### Problem to solve
Repeat the lines of the data exactly and exclude any picture among them.

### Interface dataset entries
------------------------------------------------

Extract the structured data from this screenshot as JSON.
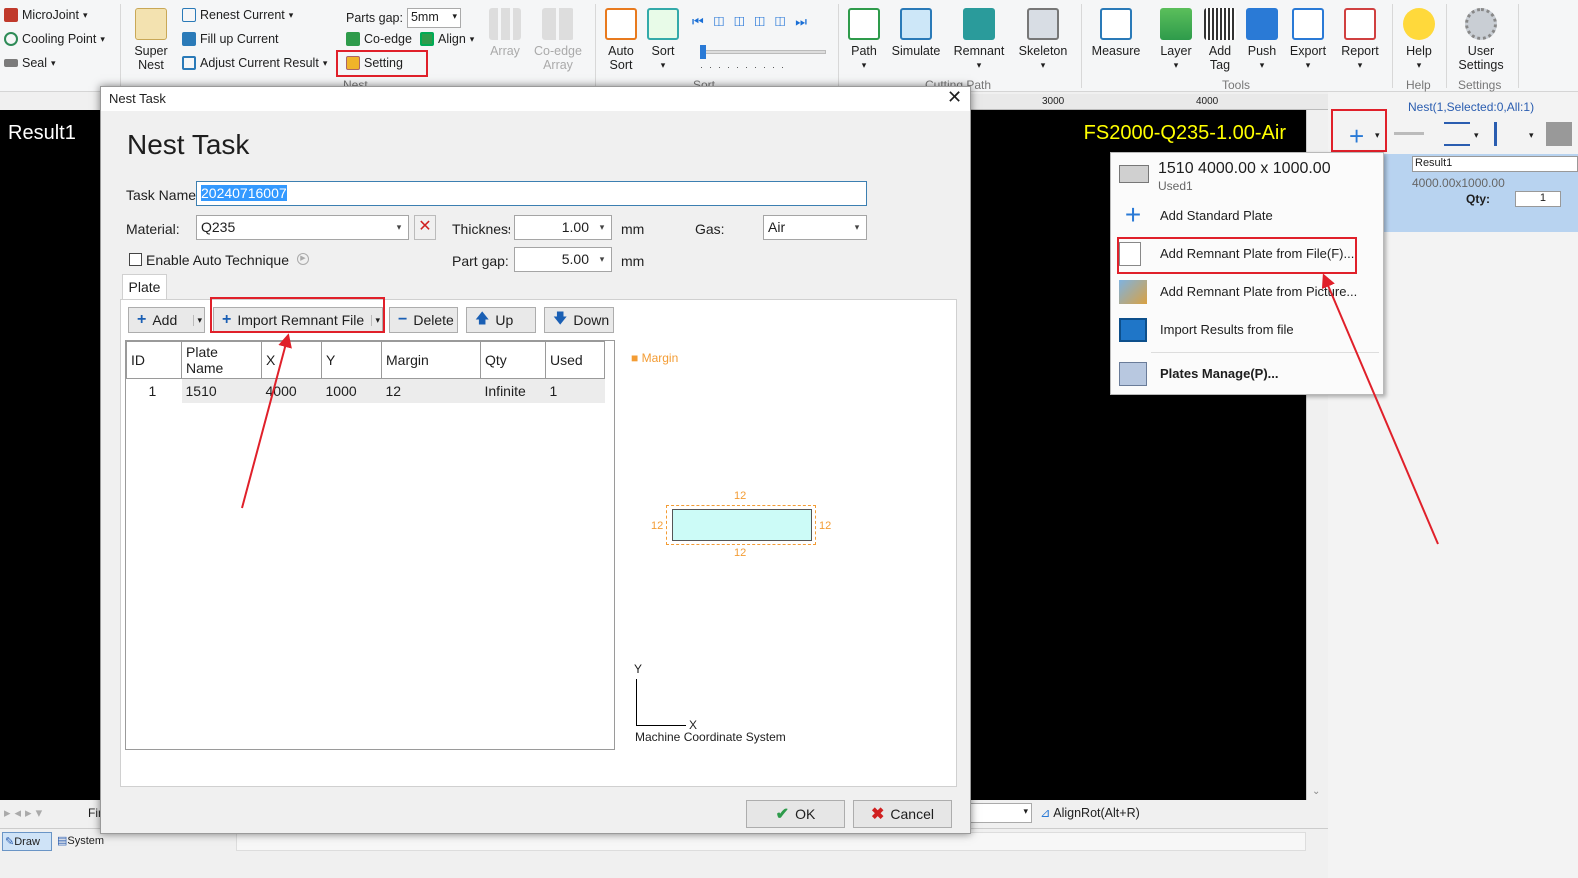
{
  "ribbon": {
    "left_items": [
      "MicroJoint",
      "Cooling Point",
      "Seal"
    ],
    "super_nest": "Super\nNest",
    "renest": [
      "Renest Current",
      "Fill up Current",
      "Adjust Current Result"
    ],
    "parts_gap_label": "Parts gap:",
    "parts_gap_value": "5mm",
    "coedge": "Co-edge",
    "align": "Align",
    "setting": "Setting",
    "array": "Array",
    "coedge_array": "Co-edge\nArray",
    "nest_group": "Nest",
    "auto_sort": "Auto\nSort",
    "sort": "Sort",
    "sort_group": "Sort",
    "path": "Path",
    "simulate": "Simulate",
    "remnant": "Remnant",
    "skeleton": "Skeleton",
    "cutting_path_group": "Cutting Path",
    "measure": "Measure",
    "layer": "Layer",
    "add_tag": "Add\nTag",
    "push": "Push",
    "export": "Export",
    "report": "Report",
    "tools_group": "Tools",
    "help": "Help",
    "help_group": "Help",
    "user_settings": "User\nSettings",
    "settings_group": "Settings"
  },
  "canvas": {
    "result_title": "Result1",
    "machine_label": "FS2000-Q235-1.00-Air",
    "ruler_3000": "3000",
    "ruler_4000": "4000"
  },
  "right_panel": {
    "nest_info": "Nest(1,Selected:0,All:1)",
    "result_name": "Result1",
    "plate_size": "4000.00x1000.00",
    "qty_label": "Qty:",
    "qty_value": "1"
  },
  "popup": {
    "plate_title": "1510 4000.00 x 1000.00",
    "plate_used": "Used1",
    "items": [
      "Add Standard Plate",
      "Add Remnant Plate from File(F)...",
      "Add Remnant Plate from Picture...",
      "Import Results from file",
      "Plates Manage(P)..."
    ]
  },
  "dialog": {
    "window_title": "Nest Task",
    "heading": "Nest Task",
    "task_name_label": "Task Name",
    "task_name_value": "20240716007",
    "material_label": "Material:",
    "material_value": "Q235",
    "thickness_label": "Thickness",
    "thickness_value": "1.00",
    "unit_mm": "mm",
    "gas_label": "Gas:",
    "gas_value": "Air",
    "auto_technique": "Enable Auto Technique",
    "part_gap_label": "Part gap:",
    "part_gap_value": "5.00",
    "tab_plate": "Plate",
    "btn_add": "Add",
    "btn_import": "Import Remnant File",
    "btn_delete": "Delete",
    "btn_up": "Up",
    "btn_down": "Down",
    "columns": [
      "ID",
      "Plate Name",
      "X",
      "Y",
      "Margin",
      "Qty",
      "Used"
    ],
    "rows": [
      [
        "1",
        "1510",
        "4000",
        "1000",
        "12",
        "Infinite",
        "1"
      ]
    ],
    "margin_legend": "Margin",
    "margin_value": "12",
    "axis_y": "Y",
    "axis_x": "X",
    "coord_system": "Machine Coordinate System",
    "ok": "OK",
    "cancel": "Cancel"
  },
  "statusbar": {
    "fin": "Fin",
    "alignrot": "AlignRot(Alt+R)",
    "tab_draw": "Draw",
    "tab_system": "System"
  },
  "colors": {
    "highlight": "#e0202a",
    "canvas_bg": "#000000",
    "machine_label": "#ffff00",
    "selection": "#3399ff",
    "margin": "#f39c34",
    "plate_fill": "#ccfbf7"
  }
}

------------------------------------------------

### Expected answer
Extract the structured data from this screenshot as JSON.
{
  "ribbon": {
    "left_items": [
      "MicroJoint",
      "Cooling Point",
      "Seal"
    ],
    "super_nest": "Super\nNest",
    "renest": [
      "Renest Current",
      "Fill up Current",
      "Adjust Current Result"
    ],
    "parts_gap_label": "Parts gap:",
    "parts_gap_value": "5mm",
    "coedge": "Co-edge",
    "align": "Align",
    "setting": "Setting",
    "array": "Array",
    "coedge_array": "Co-edge\nArray",
    "nest_group": "Nest",
    "auto_sort": "Auto\nSort",
    "sort": "Sort",
    "sort_group": "Sort",
    "path": "Path",
    "simulate": "Simulate",
    "remnant": "Remnant",
    "skeleton": "Skeleton",
    "cutting_path_group": "Cutting Path",
    "measure": "Measure",
    "layer": "Layer",
    "add_tag": "Add\nTag",
    "push": "Push",
    "export": "Export",
    "report": "Report",
    "tools_group": "Tools",
    "help": "Help",
    "help_group": "Help",
    "user_settings": "User\nSettings",
    "settings_group": "Settings"
  },
  "canvas": {
    "result_title": "Result1",
    "machine_label": "FS2000-Q235-1.00-Air",
    "ruler_3000": "3000",
    "ruler_4000": "4000"
  },
  "right_panel": {
    "nest_info": "Nest(1,Selected:0,All:1)",
    "result_name": "Result1",
    "plate_size": "4000.00x1000.00",
    "qty_label": "Qty:",
    "qty_value": "1"
  },
  "popup": {
    "plate_title": "1510 4000.00 x 1000.00",
    "plate_used": "Used1",
    "items": [
      "Add Standard Plate",
      "Add Remnant Plate from File(F)...",
      "Add Remnant Plate from Picture...",
      "Import Results from file",
      "Plates Manage(P)..."
    ]
  },
  "dialog": {
    "window_title": "Nest Task",
    "heading": "Nest Task",
    "task_name_label": "Task Name",
    "task_name_value": "20240716007",
    "material_label": "Material:",
    "material_value": "Q235",
    "thickness_label": "Thickness",
    "thickness_value": "1.00",
    "unit_mm": "mm",
    "gas_label": "Gas:",
    "gas_value": "Air",
    "auto_technique": "Enable Auto Technique",
    "part_gap_label": "Part gap:",
    "part_gap_value": "5.00",
    "tab_plate": "Plate",
    "btn_add": "Add",
    "btn_import": "Import Remnant File",
    "btn_delete": "Delete",
    "btn_up": "Up",
    "btn_down": "Down",
    "columns": [
      "ID",
      "Plate Name",
      "X",
      "Y",
      "Margin",
      "Qty",
      "Used"
    ],
    "rows": [
      [
        "1",
        "1510",
        "4000",
        "1000",
        "12",
        "Infinite",
        "1"
      ]
    ],
    "margin_legend": "Margin",
    "margin_value": "12",
    "axis_y": "Y",
    "axis_x": "X",
    "coord_system": "Machine Coordinate System",
    "ok": "OK",
    "cancel": "Cancel"
  },
  "statusbar": {
    "fin": "Fin",
    "alignrot": "AlignRot(Alt+R)",
    "tab_draw": "Draw",
    "tab_system": "System"
  },
  "colors": {
    "highlight": "#e0202a",
    "canvas_bg": "#000000",
    "machine_label": "#ffff00",
    "selection": "#3399ff",
    "margin": "#f39c34",
    "plate_fill": "#ccfbf7"
  }
}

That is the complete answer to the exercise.